There is so much bad fitness information out there. Making prescriptive rules and laws around how to work out. Not only does this suck the fun out of exercising but can also lead to injury. So today we wanted to bust 6 of those myths that might be holding you back from doing a form of fitness that you enjoy or that are causing you to train in a way that doesn't suit your body.
1. You need to ache the next day
Whether it’s a weights session at the gym, a spin class or playing rugby, we all know the feeling of post-workout body aches. In most cases, this is caused by DOMS - delayed onset muscle soreness.
This is either from a novel strain (new weight) or a new exercise i.e. trying something new. But feeling sore isn’t a key indicator that you’ve had a good workout. You could have a great workout and feel fine the next day - your body adapts the more you do a particular type of training.
However, if you’re never feeling achy it can mean that you need to change up your workouts somewhat. Whether that’s new exercises, forms of training or switching up reps - the smallest of changes can make all the difference. Ultimately, you want to be somewhere in the middle - not incapacitated by DOMS but feeling challenged at times too.
2. You need to sweat to have a good workout
First of all everybody’s sweat mechanisms differ - we all sweat at different levels. You could put two people through the same workout and the likelihood is that they’d both sweat different amounts.
Besides, there are plenty of forms of exercise that aren’t likely to make you sweat - swimming, yoga, weightlifting (sometimes) to name just a few. Sweating does not correlate to how hard you’ve worked or the calories you’ve burned. It is just your body’s way of cooling itself down.
So don’t base your workouts on how much they make you sweat - it’s simply not a good or reliable marker of work or progress.
3. You should always be out of breath
Not all forms of exercise make you out of breath - and neither should it. While cardio (running, HIIT, cycling or swimming) actively targets your cardiovascular system, it doesn't have to be the only type of exercise you’re doing.
Weight training by nature involves much slower movements, often not causing you to be out of breath for long periods. Yoga, walking, slower-paced swimming and slower-paced cycling are all valid types of exercise but won’t necessarily make you out of breath.
If your goal is to improve your cardiovascular system, then by all means focus on cardio as your key exercise type. But, if it’s not your thing to be constantly puffed, there are plenty of other forms of exercise types to try.
4. You shouldn't take any rest days
Rest days are just as important as your training days. This might sound counterintuitive but rest days are when your body repairs, responds and strengthens from your training.
Aim to have at least 1-2 rest days a week - listening to your body when you need them. Also on these days, there’s no need to massively reduce what you’re eating. These are days of repair for your muscles so protein, fats and carbs are all essential to get your body ready to work out again. Again, listen to what your body needs and respond to those hunger cues!

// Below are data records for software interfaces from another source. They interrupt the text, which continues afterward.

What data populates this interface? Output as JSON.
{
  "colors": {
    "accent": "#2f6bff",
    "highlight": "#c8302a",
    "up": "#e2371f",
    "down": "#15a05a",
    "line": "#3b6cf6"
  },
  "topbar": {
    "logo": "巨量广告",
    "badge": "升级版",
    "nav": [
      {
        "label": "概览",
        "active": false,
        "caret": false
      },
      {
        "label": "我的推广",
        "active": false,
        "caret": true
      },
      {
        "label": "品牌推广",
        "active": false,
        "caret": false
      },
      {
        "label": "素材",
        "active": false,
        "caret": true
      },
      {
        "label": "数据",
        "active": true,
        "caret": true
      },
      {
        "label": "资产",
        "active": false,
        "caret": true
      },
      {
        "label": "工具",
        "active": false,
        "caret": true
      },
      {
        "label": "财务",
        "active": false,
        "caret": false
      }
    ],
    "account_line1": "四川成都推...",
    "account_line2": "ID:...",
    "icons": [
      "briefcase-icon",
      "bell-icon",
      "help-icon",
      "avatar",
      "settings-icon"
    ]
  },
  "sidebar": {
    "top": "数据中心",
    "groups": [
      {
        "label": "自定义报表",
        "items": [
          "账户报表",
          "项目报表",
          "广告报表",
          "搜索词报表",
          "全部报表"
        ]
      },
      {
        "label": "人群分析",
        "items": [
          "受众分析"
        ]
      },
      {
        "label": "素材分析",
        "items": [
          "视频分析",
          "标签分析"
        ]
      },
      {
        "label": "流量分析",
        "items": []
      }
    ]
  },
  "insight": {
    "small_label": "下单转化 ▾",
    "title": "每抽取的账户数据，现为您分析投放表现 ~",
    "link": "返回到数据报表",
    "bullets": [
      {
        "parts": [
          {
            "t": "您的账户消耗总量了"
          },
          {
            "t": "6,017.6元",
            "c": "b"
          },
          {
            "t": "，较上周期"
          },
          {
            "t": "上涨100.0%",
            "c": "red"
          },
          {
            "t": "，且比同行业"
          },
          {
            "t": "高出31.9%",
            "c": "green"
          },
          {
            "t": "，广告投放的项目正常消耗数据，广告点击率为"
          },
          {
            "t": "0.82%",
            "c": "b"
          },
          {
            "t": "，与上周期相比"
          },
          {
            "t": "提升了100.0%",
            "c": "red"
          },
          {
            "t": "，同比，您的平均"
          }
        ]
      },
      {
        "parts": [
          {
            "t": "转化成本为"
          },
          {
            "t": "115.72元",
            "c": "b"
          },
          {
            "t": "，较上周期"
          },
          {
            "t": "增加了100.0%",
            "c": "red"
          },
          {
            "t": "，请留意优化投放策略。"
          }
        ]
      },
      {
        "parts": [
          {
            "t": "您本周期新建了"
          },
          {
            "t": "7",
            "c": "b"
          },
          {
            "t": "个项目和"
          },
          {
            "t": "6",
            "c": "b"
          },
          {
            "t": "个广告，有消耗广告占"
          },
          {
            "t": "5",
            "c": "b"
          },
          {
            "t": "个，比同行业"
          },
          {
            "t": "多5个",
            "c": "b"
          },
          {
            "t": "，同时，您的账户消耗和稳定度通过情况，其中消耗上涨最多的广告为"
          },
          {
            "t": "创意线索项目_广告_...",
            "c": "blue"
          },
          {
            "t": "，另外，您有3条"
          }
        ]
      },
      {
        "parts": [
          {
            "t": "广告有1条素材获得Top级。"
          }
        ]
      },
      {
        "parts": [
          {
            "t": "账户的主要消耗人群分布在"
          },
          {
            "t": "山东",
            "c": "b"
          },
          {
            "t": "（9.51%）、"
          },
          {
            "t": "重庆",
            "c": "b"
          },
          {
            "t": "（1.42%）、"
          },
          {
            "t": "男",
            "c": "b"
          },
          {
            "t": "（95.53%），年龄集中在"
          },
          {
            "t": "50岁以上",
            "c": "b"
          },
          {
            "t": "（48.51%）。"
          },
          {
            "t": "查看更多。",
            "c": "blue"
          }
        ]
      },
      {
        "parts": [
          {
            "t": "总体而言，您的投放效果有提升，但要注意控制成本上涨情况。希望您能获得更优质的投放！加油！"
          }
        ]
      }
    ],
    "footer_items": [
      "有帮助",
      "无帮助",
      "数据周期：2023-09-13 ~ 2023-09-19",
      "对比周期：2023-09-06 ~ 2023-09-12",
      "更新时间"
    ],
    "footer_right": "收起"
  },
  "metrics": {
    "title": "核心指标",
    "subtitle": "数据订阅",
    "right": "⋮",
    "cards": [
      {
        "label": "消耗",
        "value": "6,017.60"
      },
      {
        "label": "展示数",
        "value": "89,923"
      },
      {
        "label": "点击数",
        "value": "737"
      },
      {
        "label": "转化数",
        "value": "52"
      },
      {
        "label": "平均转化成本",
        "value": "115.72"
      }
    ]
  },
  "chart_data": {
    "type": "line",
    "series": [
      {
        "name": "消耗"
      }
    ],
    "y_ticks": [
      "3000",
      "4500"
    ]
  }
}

5. You can reduce fat in specific areas
As great as this could be, this is a big fat (excuse the pun) lie. Of course, you can engage in exercises to strengthen and build muscle in particular areas. Let’s take your abs for example - core exercises will build muscle tone, but to see the abs overall body fat must be reduced.
It’s also important to note that all of us carry fat and muscle in proportions. Some may hold far it in our legs, arms, tummy or face, whilst others may naturally have very flat stomachs, muscular legs or arms. This is mostly genetic, so desperately trying to change a specific body part will ultimately leave you feeling defeated. So instead of focusing on one area, make overall fat loss your goal. Or forget about aesthetics and drive towards another goal such as improving your strength.
6. You shouldn’t train on an empty stomach
Now, this really comes down to how you feel and your lifestyle. Some people often train fasted in the mornings - getting up early before work and completing their workout before starting for the day. Alternatively, plenty of people work out later in the day as it better fits with their schedule.
Whether you’ve had no meals or all three and snacks, there isn’t much difference in terms of results. Just go with whatever set up is most convenient and makes your body feel good. Sticking to rules around when to train and eating patterns can hinder you from achieving consistency - which is the element that makes the most amount of difference when it comes to seeing results.
We hope these pointers have busted some of the stupid fitness myths out there. Ultimately when it comes to programming in your fitness, focus on your own individual goals, training how and when feels right for you.